In my PhD thesis (Section 4.4) I used a dataset with two similar textures where I changed the ISO setting on my camera to introduce different levels of noise. The figure below shows examples of each class and ISO level.
|Number of texture classes||2|
|Number of noise levels||8|
|Number of texture samples per class and noise level||486|
|Size of texture sample (w x h [pixels])||192 x 192|
|Total number of texture samples||7 776|
|File format||8 bit PNG|
|Size on disk||~193 MB|
How to reference
If you use this dataset in your research or other work, please give a reference to my PhD thesis: http://urn.kb.se/resolve?urn=urn:nbn:se:uu:diva-217328

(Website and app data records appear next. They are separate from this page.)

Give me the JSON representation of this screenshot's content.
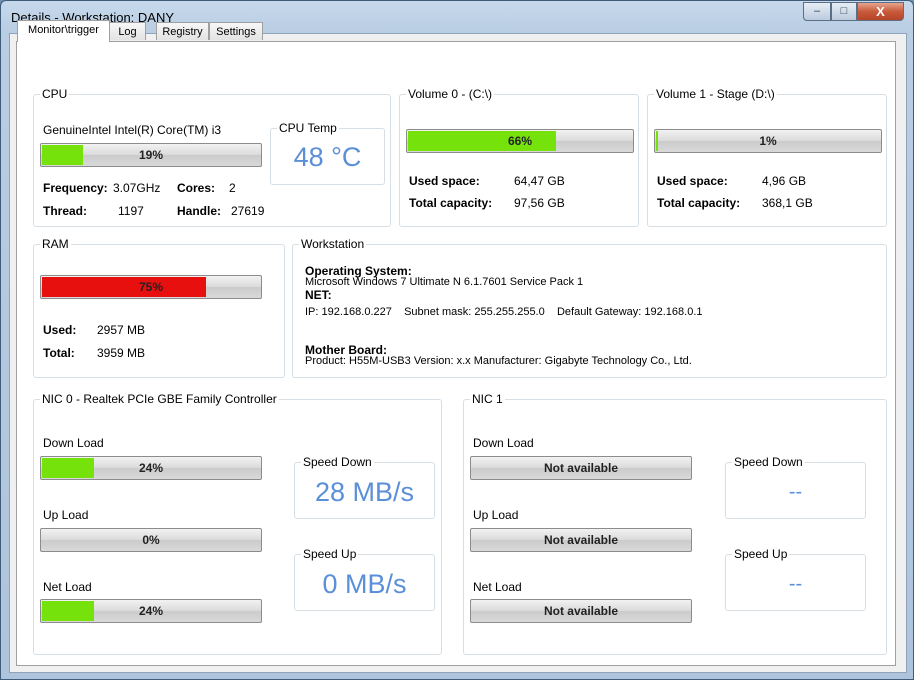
{
  "window": {
    "title": "Details - Workstation: DANY",
    "min": "–",
    "max": "□",
    "close": "X"
  },
  "tabs": [
    "Monitor\\trigger",
    "Log",
    "Registry",
    "Settings"
  ],
  "cpu": {
    "caption": "CPU",
    "name": "GenuineIntel Intel(R) Core(TM) i3",
    "usage_text": "19%",
    "usage": 0.19,
    "freq_label": "Frequency:",
    "freq": "3.07GHz",
    "cores_label": "Cores:",
    "cores": "2",
    "thread_label": "Thread:",
    "thread": "1197",
    "handle_label": "Handle:",
    "handle": "27619",
    "temp_caption": "CPU Temp",
    "temp": "48 °C"
  },
  "volume0": {
    "caption": "Volume 0 -  (C:\\)",
    "usage_text": "66%",
    "usage": 0.66,
    "used_label": "Used space:",
    "used": "64,47 GB",
    "cap_label": "Total capacity:",
    "capacity": "97,56 GB"
  },
  "volume1": {
    "caption": "Volume 1 - Stage (D:\\)",
    "usage_text": "1%",
    "usage": 0.01,
    "used_label": "Used space:",
    "used": "4,96 GB",
    "cap_label": "Total capacity:",
    "capacity": "368,1 GB"
  },
  "ram": {
    "caption": "RAM",
    "usage_text": "75%",
    "usage": 0.75,
    "used_label": "Used:",
    "used": "2957 MB",
    "total_label": "Total:",
    "total": "3959 MB"
  },
  "workstation": {
    "caption": "Workstation",
    "os_label": "Operating System:",
    "os": "Microsoft Windows 7 Ultimate N  6.1.7601 Service Pack 1",
    "net_label": "NET:",
    "net": "IP: 192.168.0.227    Subnet mask: 255.255.255.0    Default Gateway: 192.168.0.1",
    "mb_label": "Mother Board:",
    "mb": "Product: H55M-USB3 Version: x.x Manufacturer: Gigabyte Technology Co., Ltd."
  },
  "nic0": {
    "caption": "NIC 0 - Realtek PCIe GBE Family Controller",
    "down_label": "Down Load",
    "down_text": "24%",
    "down": 0.24,
    "up_label": "Up Load",
    "up_text": "0%",
    "up": 0.0,
    "net_label": "Net Load",
    "net_text": "24%",
    "net": 0.24,
    "speed_down_caption": "Speed Down",
    "speed_down": "28 MB/s",
    "speed_up_caption": "Speed Up",
    "speed_up": "0 MB/s"
  },
  "nic1": {
    "caption": "NIC 1",
    "down_label": "Down Load",
    "down_text": "Not available",
    "down": 0,
    "up_label": "Up Load",
    "up_text": "Not available",
    "up": 0,
    "net_label": "Net Load",
    "net_text": "Not available",
    "net": 0,
    "speed_down_caption": "Speed Down",
    "speed_down": "--",
    "speed_up_caption": "Speed Up",
    "speed_up": "--"
  },
  "colors": {
    "green": "#76e20c",
    "red": "#e80f0f",
    "accent_blue": "#5b8fd9"
  }
}
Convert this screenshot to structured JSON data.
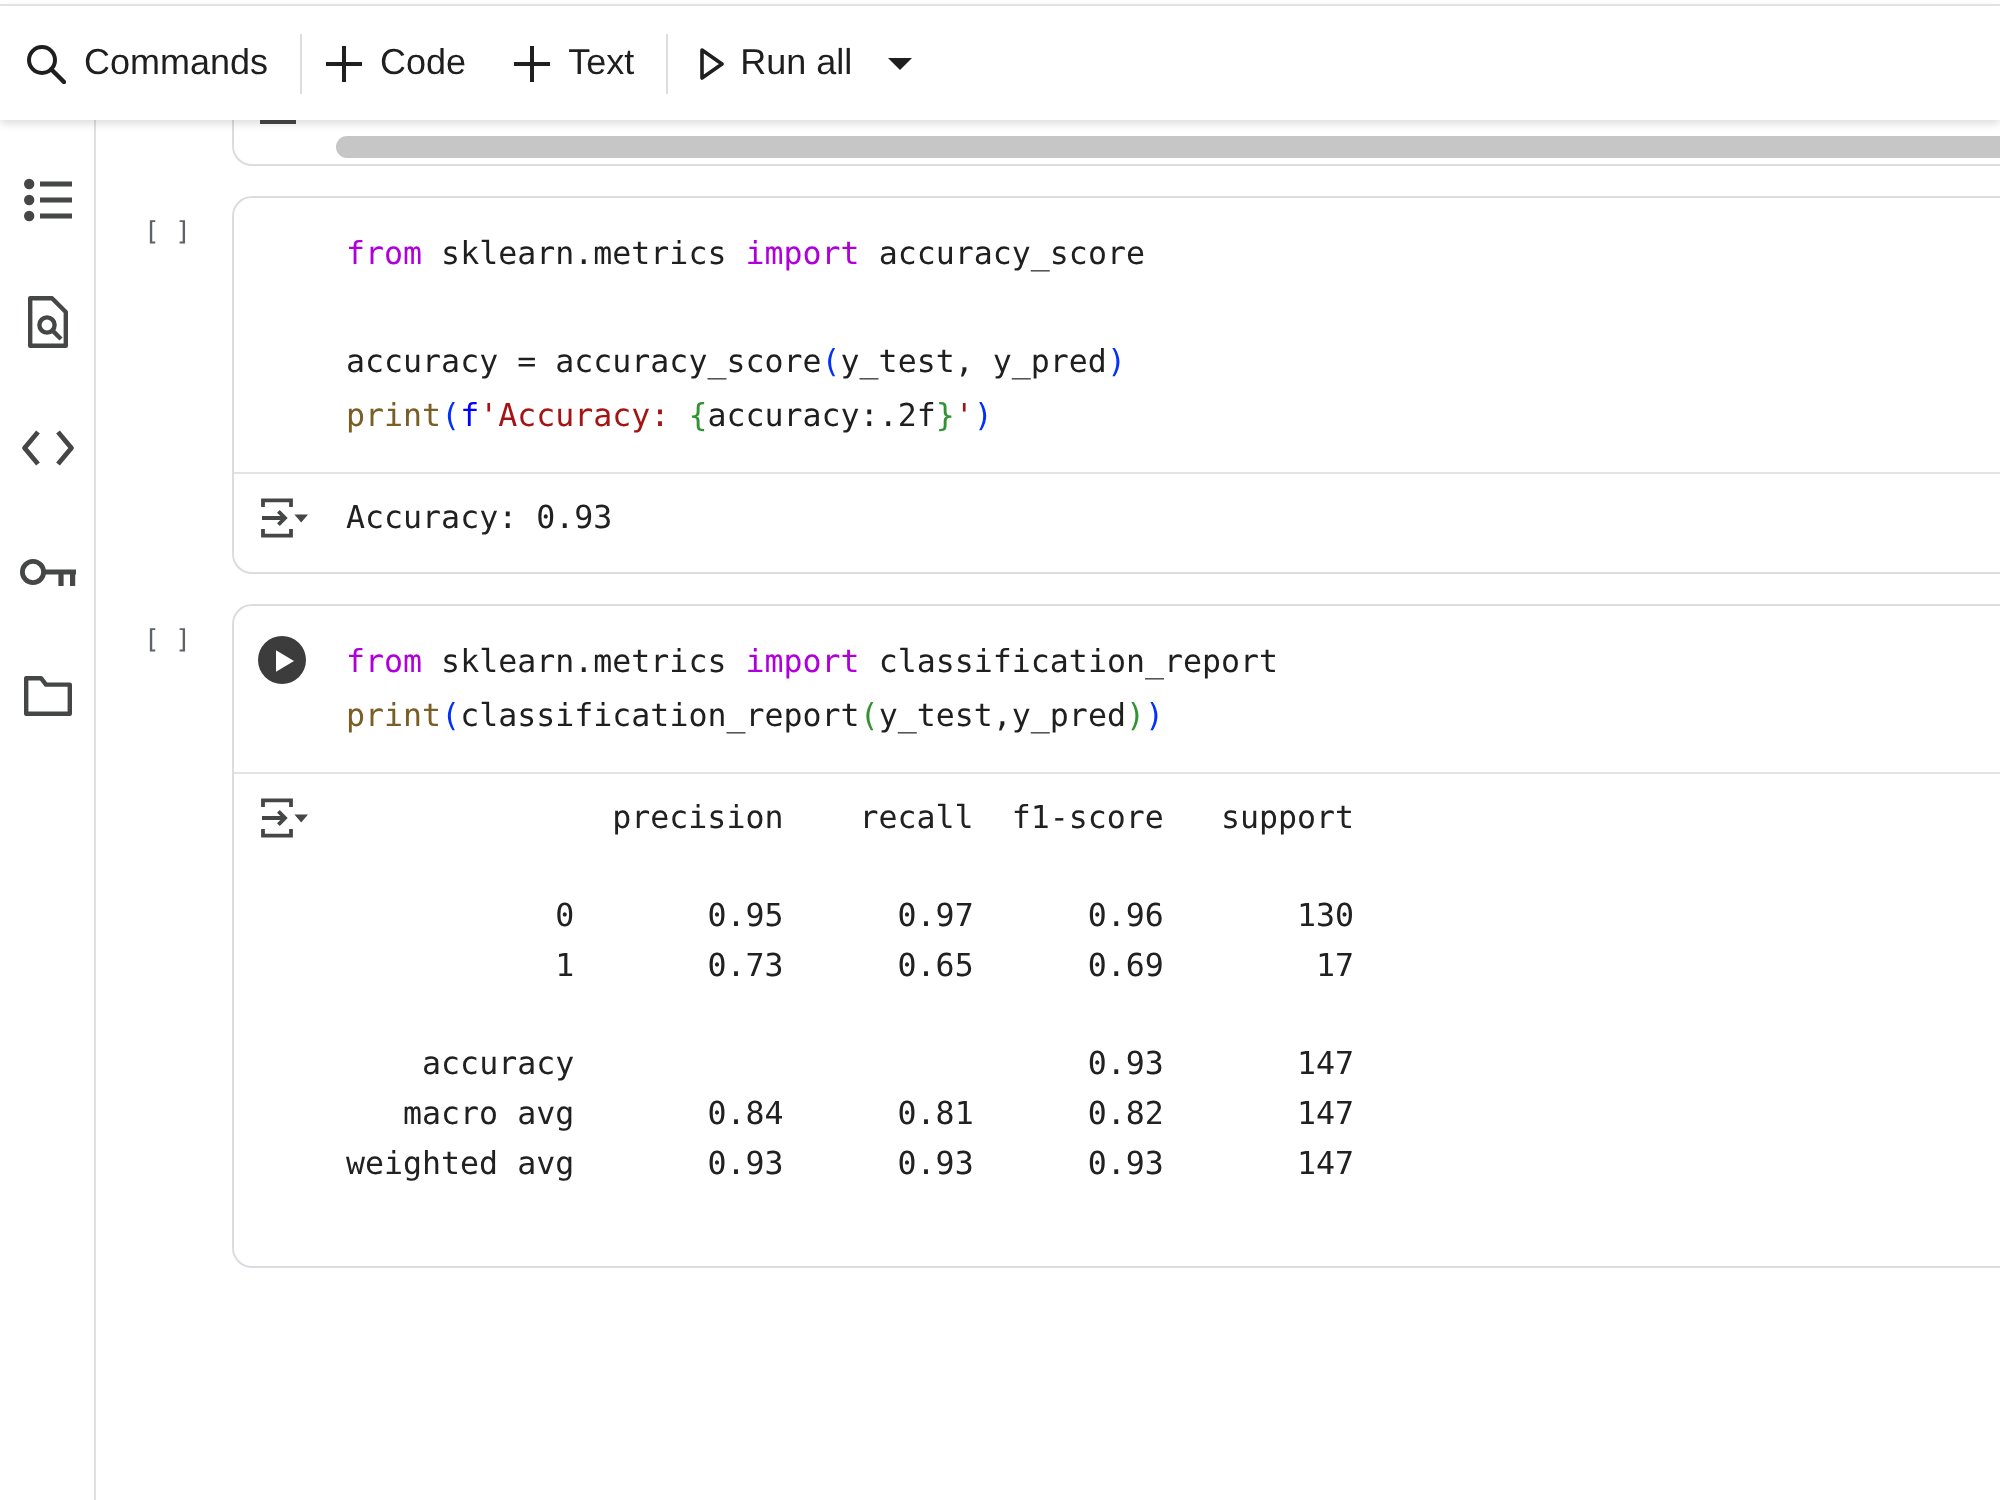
{
  "toolbar": {
    "groups": [
      {
        "items": [
          {
            "kind": "search",
            "label": "Commands"
          }
        ]
      },
      {
        "items": [
          {
            "kind": "add",
            "label": "Code"
          },
          {
            "kind": "add",
            "label": "Text"
          }
        ]
      },
      {
        "items": [
          {
            "kind": "run",
            "label": "Run all"
          },
          {
            "kind": "menu"
          }
        ]
      }
    ]
  },
  "cells": [
    {
      "execution_count": "[ ]",
      "run_button_shown": false,
      "code_blocks": [
        {
          "lines": [
            {
              "tokens": [
                {
                  "kind": "keyword",
                  "text": "from"
                },
                {
                  "kind": "plain",
                  "text": " sklearn.metrics "
                },
                {
                  "kind": "keyword",
                  "text": "import"
                },
                {
                  "kind": "plain",
                  "text": " accuracy_score"
                }
              ]
            }
          ]
        },
        {
          "lines": [
            {
              "tokens": [
                {
                  "kind": "plain",
                  "text": "accuracy = accuracy_score"
                },
                {
                  "kind": "bracket",
                  "text": "("
                },
                {
                  "kind": "plain",
                  "text": "y_test, y_pred"
                },
                {
                  "kind": "bracket",
                  "text": ")"
                }
              ]
            },
            {
              "tokens": [
                {
                  "kind": "builtin",
                  "text": "print"
                },
                {
                  "kind": "bracket",
                  "text": "("
                },
                {
                  "kind": "prefix",
                  "text": "f"
                },
                {
                  "kind": "string",
                  "text": "'Accuracy: "
                },
                {
                  "kind": "nested",
                  "text": "{"
                },
                {
                  "kind": "plain",
                  "text": "accuracy:.2f"
                },
                {
                  "kind": "nested",
                  "text": "}"
                },
                {
                  "kind": "string",
                  "text": "'"
                },
                {
                  "kind": "bracket",
                  "text": ")"
                }
              ]
            }
          ]
        }
      ],
      "output": {
        "kind": "text",
        "lines": [
          "Accuracy: 0.93"
        ]
      }
    },
    {
      "execution_count": "[ ]",
      "run_button_shown": true,
      "code_blocks": [
        {
          "lines": [
            {
              "tokens": [
                {
                  "kind": "keyword",
                  "text": "from"
                },
                {
                  "kind": "plain",
                  "text": " sklearn.metrics "
                },
                {
                  "kind": "keyword",
                  "text": "import"
                },
                {
                  "kind": "plain",
                  "text": " classification_report"
                }
              ]
            },
            {
              "tokens": [
                {
                  "kind": "builtin",
                  "text": "print"
                },
                {
                  "kind": "bracket",
                  "text": "("
                },
                {
                  "kind": "plain",
                  "text": "classification_report"
                },
                {
                  "kind": "nested",
                  "text": "("
                },
                {
                  "kind": "plain",
                  "text": "y_test,y_pred"
                },
                {
                  "kind": "nested",
                  "text": ")"
                },
                {
                  "kind": "bracket",
                  "text": ")"
                }
              ]
            }
          ]
        }
      ],
      "output": {
        "kind": "table",
        "columns": {
          "precision": "precision",
          "recall": "recall",
          "f1_score": "f1-score",
          "support": "support"
        },
        "row_groups": [
          {
            "rows": [
              {
                "label": "0",
                "precision": "0.95",
                "recall": "0.97",
                "f1_score": "0.96",
                "support": "130"
              },
              {
                "label": "1",
                "precision": "0.73",
                "recall": "0.65",
                "f1_score": "0.69",
                "support": "17"
              }
            ]
          },
          {
            "rows": [
              {
                "label": "accuracy",
                "f1_score": "0.93",
                "support": "147"
              },
              {
                "label": "macro avg",
                "precision": "0.84",
                "recall": "0.81",
                "f1_score": "0.82",
                "support": "147"
              },
              {
                "label": "weighted avg",
                "precision": "0.93",
                "recall": "0.93",
                "f1_score": "0.93",
                "support": "147"
              }
            ]
          }
        ]
      }
    }
  ]
}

Kylberg, G. Automatic Virus Identification using TEM : Image Segmentation and Texture Analysis PhD dissertation, Uppsala University, Uppsala 2014. Available from: http://urn.kb.se/resolve?urn=urn:nbn:se:uu:diva-217328
From my thesis
Section 4.4 touches upon the topic of invariant texture features, overfitting and generalization performance in texture recognition.
Using this dataset I show that the applied texture descriptors can differentiate not only between the two texture classes but also between the noise levels. Subsampling the textures to 1/4 of the original scale the descriptors start to only see the two texture classes.
By considering different decision boundaries in the feature space projections in Fig. 4.9 below we can easily find situations where a classifier would generalize badly to new noise levels. For example, consider using a horizontal line as a decision boundary only looking at the ISO 100 data in the top-left plot. That boundary would very badly handle the noisier data,
Another interesting situation that can occure is that a classifier could pick up difference in noise levels between classes rather than differences between the textures. Without careful model validation and/or understanding of the generated feature space it is very difficult to know what characteristic properties the discrimination is actually based on.